According to the latest round of leaked Intel roadmaps, Ivy Bridge is due in the second quarter of next year. We’ve already discussed the selection of models being prepared to replace the existing Sandy Bridge lineup of Core processors. Now, Xbit Labs has published purportedly leaked slides detailing how the new silicon stacks up against its predecessor.
A couple of official-looking Intel slides compare the performance of the Core i7-2600 to that of the upcoming i7-3770, which has the same core count, base clock speed, and cache size. The i7-3770 is purportedly 7-25% faster across a range of tests that stress the CPU, although it’s fair to note that the chip’s 3.9GHz Turbo peak is 100MHz faster than the i7-2600’s maximum speed.
Perhaps more interesting are the performance results from tests that tap the integrated graphics. "ArcSoft Media Expresso," which is perhaps what happens when the folks making the presentation slides confuse ArcSoft’s MediaConverter software with CyberLink’s MediaEspresso product, is said to be 56% faster on Ivy Bridge. Both of those applications support Intel’s QuickSync transcoding tech. Ivy’s integrated graphics component scores three times higher than Sandy’s in 3DMark Vantage, as well. Keep in mind that the Core i7-2600 has the slower HD 2000 version of Sandy Bridge’s integrated graphics, while the i7-3770 is expected to have the fastest version of the new IGP, dubbed the HD 4000.

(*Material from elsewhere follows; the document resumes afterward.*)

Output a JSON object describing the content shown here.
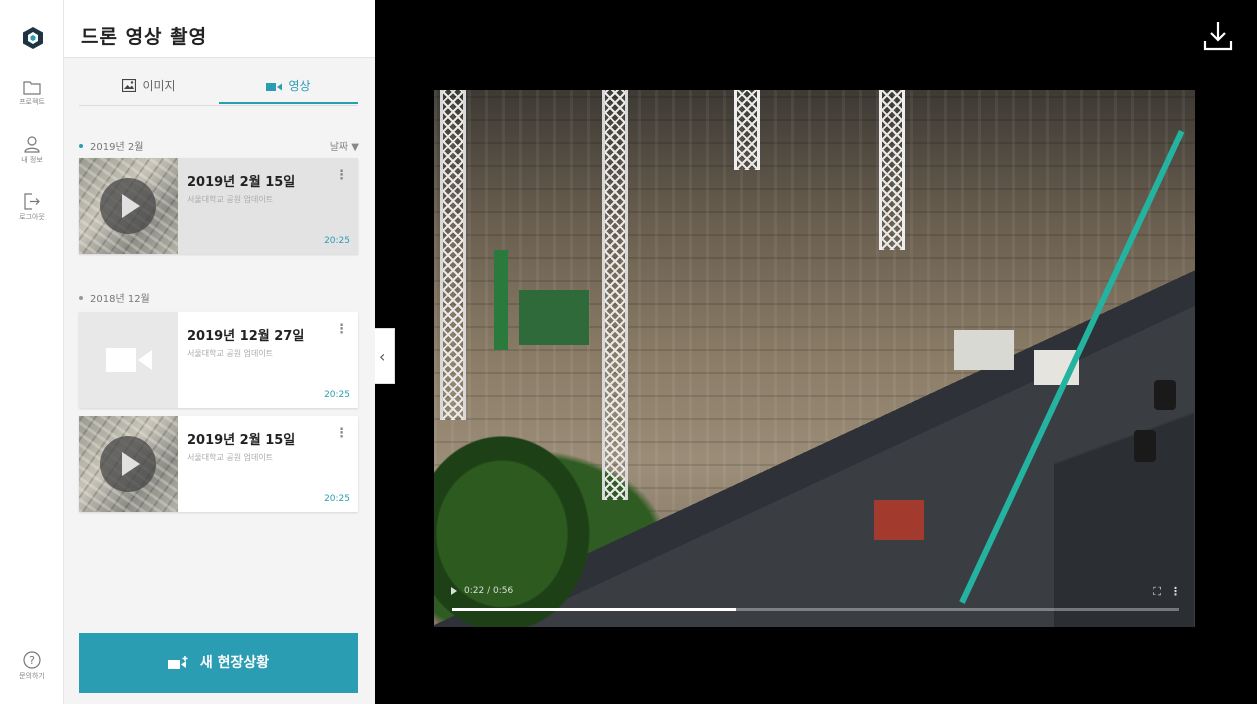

What’s especially remarkable about these results is that Ivy Bridge’s CPU cores should be able to deliver performance improvements while at the same time drawing less power than their predecessors. The i7-2600 has a 95W TDP, while the i7-3770 is supposed to consume less than 77W. That lower TDP suggests Ivy Bridge will have more relaxed cooling requirements than its predecessor, and the chip could prove to be a more potent overclocker as a result.